"It's always been something that I've wanted," Sanchez said. "I know that that was kind of a knock coming out of college, that 'He's never had a come back in a game. They've been up. He hasn't played a lot of football.' To me, that was 'All right, give me a chance to come back. I'm going to win it, not making a miraculous play, but just making the plays we know how to make.' That's what we've done."

Draft longshot looking for a chance

February, 27, 2010
INDIANAPOLIS -- Case Western quarterback Dan Whalen stood outside the media entrance at Lucas Oil Stadium while the NFL combine's invited guests performed for teams inside.

Whalen, left off the list of combine invites, finished the 2009 season with 34 touchdown passes and eight interceptions to earn Division III first-team All-America honors from the American Football Coaches Association and

Whalen, from Cleveland, stands 6-foot-1 and weighs 190 pounds. That's small by NFL standards. The competition level he faced at Case Western stands as another hurdle for Whalen to overcome. His agent, Ron Todd, annually works the combine to get the word out on the lesser-known prospects he represents.

Todd was distributing a media packet featuring quotes from former Browns coach Sam Rutigliano, among others, advocating Whalen as a prospect.

The rosters I maintain for every NFL team show 11 quarterbacks listed at 6-1 or shorter, counting players scheduled to become restricted and unrestricted free agents. Three are with the Saints and two with the Dolphins, an indication teams with links to Bill Parcells might be flexible.
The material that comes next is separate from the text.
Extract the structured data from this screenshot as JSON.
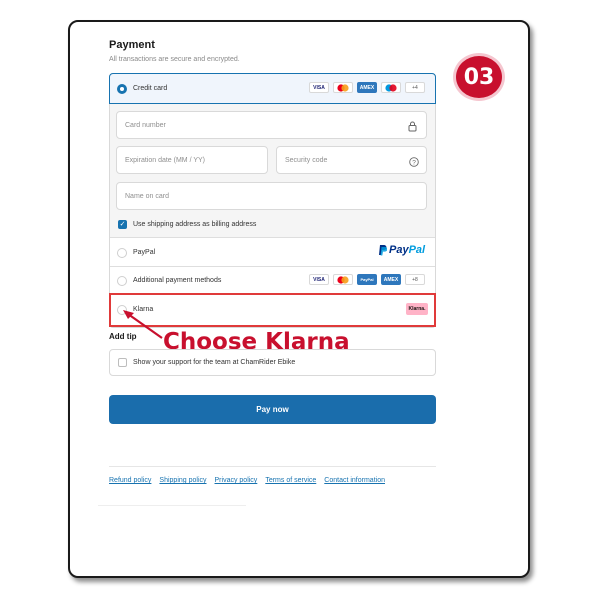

The Saints' Drew Brees is listed at 6-0 and 209 pounds. Seattle's Seneca Wallace is 5-11.

Holmgren sounds off on McNabb

February, 25, 2010
INDIANAPOLIS -- Most NFL general managers and head coaches try to be in and out of the Lucas Oil Field media room as quickly as possible, but Browns president Mike Holmgren is the exception. The former Packers and Seahawks coach appeared out of nowhere earlier this afternoon, wearing the largest Browns parka I've seen since Sam Rutigliano prowled the sidelines at Cleveland Municipal Stadium.

Holmgren isn't scheduled to address reporters until Friday, so no one really knows why he was working the room. But knowing that he's one of the most interesting -- and patient -- guys in the NFL, I decided to pepper him with a few Donovan McNabb questions. Holmgren recently hired former Eagles general manager Tom Heckert to take over the same role in Cleveland. There's been speculation that the Browns might try to make a play for McNabb or even his backup, Kevin Kolb.

Of course, Holmgren can't field that type of question because it could be viewed as tampering. But I did ask him what he thought about the fact that a lot of Eagles fans are ready to see McNabb go.

"I'm astounded by that," Holmgren told me. "I'm like most of the folks around the league. With all that he's done for that team over the long haul...I guess part of it's that he hasn't been able to get over the hump [and win a Super Bowl]."

I asked Holmgren whether he thinks McNabb could play as long as Brett Favre or Kurt Warner, and he sort of hesitated.

"It's looking like, physically, he could play a long time," said Holmgren. "But he's a guy that when he loses the ability to move around, it'll probably be near the end."

I asked Holmgren whether Heckert was trying to convince him to start signing Eagles players.

"Heckert's driving me crazy," joked Holmgren.

It was obvious that Holmgren has a huge appreciation for McNabb's body of work. Does that mean he's willing to trade the No. 7 pick overall for McNabb? That seems pretty far-fetched to me. Heckert is a big fan of Kolb's but it's unlikely the Eagles would trade him at this point. Even if the Browns were willing to give up a second-round pick for Kolb, I still don't think the Eagles do it.